List, from the lines below, each one with "data" in it.
▬▬▬▬▬▬▬▬▬▬
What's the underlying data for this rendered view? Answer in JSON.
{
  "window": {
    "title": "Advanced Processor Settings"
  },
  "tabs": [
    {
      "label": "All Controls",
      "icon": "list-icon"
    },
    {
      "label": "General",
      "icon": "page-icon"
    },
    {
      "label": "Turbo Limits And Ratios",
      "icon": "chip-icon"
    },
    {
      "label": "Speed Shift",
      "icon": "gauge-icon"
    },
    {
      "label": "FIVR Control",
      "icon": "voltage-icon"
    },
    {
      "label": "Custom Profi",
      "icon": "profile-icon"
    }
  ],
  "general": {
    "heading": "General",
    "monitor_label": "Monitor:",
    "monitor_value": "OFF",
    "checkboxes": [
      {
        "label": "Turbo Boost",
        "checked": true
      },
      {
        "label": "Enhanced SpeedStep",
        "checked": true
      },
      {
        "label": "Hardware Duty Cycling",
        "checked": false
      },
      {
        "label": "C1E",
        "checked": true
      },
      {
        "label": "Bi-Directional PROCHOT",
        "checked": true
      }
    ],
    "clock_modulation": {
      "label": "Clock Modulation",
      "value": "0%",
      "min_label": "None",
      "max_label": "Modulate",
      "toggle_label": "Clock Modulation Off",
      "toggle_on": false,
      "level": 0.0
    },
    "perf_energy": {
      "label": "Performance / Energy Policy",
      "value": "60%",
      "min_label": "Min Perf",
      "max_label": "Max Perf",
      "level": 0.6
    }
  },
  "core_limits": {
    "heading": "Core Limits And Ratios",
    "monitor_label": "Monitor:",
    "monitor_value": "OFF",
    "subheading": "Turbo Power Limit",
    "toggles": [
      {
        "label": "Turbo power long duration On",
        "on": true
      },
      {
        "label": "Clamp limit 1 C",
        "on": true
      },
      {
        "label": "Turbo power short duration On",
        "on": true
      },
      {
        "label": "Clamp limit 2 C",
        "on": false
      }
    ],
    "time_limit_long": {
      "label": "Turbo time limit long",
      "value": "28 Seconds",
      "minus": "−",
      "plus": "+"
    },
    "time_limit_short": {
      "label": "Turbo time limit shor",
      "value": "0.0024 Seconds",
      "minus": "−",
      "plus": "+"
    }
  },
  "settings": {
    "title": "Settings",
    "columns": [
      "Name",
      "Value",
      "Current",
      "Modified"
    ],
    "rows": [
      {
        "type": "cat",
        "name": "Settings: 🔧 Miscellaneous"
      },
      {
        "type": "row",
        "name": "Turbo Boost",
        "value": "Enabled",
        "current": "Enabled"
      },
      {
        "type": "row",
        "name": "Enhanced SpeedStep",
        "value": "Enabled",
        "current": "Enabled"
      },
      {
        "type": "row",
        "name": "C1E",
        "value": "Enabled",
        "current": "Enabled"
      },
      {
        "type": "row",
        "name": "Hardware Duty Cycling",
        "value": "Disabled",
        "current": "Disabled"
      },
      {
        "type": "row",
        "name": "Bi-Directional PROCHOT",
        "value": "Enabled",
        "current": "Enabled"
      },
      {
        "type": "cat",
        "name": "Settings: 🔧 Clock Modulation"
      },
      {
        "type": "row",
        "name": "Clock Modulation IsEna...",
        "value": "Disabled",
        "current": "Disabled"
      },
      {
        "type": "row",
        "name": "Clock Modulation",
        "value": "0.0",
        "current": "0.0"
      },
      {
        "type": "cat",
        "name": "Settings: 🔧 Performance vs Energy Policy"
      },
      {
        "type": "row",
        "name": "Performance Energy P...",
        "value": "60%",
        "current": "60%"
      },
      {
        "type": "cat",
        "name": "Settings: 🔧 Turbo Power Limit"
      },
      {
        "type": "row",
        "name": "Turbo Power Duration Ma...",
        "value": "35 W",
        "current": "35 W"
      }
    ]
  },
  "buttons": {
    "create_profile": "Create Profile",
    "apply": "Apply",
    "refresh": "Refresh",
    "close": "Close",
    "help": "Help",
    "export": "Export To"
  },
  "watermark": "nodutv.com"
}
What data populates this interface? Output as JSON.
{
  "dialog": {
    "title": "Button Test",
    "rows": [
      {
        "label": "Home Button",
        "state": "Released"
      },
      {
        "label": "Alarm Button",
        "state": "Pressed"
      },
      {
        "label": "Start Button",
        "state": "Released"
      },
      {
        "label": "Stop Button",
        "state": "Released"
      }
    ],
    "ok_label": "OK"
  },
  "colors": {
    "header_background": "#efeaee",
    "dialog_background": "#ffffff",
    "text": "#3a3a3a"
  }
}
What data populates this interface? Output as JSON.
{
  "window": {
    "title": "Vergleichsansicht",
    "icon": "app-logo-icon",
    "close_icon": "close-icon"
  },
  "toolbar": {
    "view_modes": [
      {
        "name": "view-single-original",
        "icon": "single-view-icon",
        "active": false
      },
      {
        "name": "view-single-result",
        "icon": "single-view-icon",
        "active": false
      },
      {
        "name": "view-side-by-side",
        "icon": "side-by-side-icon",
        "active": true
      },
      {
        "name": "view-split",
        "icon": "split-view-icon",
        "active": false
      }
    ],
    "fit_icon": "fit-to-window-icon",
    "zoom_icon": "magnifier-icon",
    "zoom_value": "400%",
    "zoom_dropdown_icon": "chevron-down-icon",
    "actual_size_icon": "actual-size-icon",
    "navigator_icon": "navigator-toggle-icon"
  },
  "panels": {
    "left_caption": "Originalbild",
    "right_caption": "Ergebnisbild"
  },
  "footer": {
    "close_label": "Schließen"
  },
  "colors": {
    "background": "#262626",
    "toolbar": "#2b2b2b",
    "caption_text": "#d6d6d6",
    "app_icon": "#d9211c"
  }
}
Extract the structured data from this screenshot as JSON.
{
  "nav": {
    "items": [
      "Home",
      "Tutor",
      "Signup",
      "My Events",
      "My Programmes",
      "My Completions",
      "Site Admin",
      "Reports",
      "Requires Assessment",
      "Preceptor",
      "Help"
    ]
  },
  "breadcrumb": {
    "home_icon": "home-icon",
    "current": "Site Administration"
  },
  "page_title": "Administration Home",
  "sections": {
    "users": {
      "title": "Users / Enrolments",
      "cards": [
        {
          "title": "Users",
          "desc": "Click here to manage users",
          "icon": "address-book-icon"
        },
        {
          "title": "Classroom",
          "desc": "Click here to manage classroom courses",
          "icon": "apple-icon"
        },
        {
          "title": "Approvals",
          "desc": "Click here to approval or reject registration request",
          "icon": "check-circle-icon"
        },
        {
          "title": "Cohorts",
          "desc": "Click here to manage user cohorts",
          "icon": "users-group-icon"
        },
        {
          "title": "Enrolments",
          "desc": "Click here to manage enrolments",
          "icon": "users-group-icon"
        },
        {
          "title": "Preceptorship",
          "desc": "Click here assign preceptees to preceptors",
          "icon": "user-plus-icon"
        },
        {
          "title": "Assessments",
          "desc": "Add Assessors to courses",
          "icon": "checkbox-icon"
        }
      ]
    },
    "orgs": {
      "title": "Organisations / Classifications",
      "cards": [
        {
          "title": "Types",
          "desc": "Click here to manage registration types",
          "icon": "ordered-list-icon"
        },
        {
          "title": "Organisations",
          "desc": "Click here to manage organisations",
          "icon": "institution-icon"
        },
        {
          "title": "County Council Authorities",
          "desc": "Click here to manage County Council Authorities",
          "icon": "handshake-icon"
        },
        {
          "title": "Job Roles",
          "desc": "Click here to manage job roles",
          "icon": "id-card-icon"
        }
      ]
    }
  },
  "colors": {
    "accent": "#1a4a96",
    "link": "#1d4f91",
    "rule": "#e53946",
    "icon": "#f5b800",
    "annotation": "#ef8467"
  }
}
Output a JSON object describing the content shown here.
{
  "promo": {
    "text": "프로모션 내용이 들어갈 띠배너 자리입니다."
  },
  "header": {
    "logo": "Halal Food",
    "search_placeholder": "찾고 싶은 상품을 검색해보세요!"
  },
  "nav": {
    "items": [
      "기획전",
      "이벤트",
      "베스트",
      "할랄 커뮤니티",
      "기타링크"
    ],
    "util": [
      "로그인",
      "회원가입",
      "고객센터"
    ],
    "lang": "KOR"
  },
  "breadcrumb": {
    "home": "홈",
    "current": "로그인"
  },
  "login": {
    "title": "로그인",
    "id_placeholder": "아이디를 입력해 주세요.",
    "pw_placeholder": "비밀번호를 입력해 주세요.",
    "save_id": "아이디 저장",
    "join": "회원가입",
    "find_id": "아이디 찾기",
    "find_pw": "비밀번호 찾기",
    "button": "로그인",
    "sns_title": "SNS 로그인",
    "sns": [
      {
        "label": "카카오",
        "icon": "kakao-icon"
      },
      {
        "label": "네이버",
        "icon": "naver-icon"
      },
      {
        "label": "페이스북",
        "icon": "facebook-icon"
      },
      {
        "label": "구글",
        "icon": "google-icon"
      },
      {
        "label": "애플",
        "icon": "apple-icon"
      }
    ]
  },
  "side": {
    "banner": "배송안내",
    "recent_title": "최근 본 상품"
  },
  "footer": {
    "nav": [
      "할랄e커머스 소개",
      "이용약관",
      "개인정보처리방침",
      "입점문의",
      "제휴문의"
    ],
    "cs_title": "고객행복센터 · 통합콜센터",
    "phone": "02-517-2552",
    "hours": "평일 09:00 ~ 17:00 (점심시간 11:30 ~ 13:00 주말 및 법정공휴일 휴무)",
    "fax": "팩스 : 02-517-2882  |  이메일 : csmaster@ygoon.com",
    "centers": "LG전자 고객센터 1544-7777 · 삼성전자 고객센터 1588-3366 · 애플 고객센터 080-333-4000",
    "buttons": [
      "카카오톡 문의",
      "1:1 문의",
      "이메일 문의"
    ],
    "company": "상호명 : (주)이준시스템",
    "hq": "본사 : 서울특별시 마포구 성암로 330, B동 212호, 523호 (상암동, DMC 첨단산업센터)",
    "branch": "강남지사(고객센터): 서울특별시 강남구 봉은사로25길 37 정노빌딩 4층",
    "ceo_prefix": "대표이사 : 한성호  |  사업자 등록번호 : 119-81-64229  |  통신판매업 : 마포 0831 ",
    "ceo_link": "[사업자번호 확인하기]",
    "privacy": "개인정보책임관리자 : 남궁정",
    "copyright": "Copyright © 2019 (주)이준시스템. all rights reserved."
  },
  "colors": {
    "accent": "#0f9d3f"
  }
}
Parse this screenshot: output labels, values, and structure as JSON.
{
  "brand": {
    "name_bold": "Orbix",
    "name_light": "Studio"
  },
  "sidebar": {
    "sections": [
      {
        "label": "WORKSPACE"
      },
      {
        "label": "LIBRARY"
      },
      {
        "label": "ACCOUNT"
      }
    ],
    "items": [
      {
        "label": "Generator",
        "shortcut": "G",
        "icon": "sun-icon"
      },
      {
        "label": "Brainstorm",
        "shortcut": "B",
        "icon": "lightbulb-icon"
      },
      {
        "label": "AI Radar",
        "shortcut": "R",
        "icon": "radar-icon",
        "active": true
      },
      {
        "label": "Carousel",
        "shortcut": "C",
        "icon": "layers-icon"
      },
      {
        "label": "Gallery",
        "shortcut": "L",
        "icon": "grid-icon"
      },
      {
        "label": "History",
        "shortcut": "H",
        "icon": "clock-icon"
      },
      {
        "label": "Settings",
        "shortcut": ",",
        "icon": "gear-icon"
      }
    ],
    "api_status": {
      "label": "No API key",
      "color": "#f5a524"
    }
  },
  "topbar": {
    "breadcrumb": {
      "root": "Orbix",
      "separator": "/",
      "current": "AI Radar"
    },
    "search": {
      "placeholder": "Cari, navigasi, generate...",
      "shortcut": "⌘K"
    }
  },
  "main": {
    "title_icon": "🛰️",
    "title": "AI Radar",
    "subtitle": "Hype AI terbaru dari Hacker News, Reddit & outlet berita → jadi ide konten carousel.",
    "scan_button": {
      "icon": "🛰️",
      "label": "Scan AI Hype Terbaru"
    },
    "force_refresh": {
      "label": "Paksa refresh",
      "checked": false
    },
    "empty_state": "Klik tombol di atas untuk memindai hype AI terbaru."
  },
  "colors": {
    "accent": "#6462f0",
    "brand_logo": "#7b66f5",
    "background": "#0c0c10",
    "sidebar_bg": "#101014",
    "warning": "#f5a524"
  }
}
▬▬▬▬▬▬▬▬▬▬
Answer section:
What's the underlying data for this rendered view? Answer in JSON.
What data populates this interface? Output as JSON.
What data populates this interface? Output as JSON.
Extract the structured data from this screenshot as JSON.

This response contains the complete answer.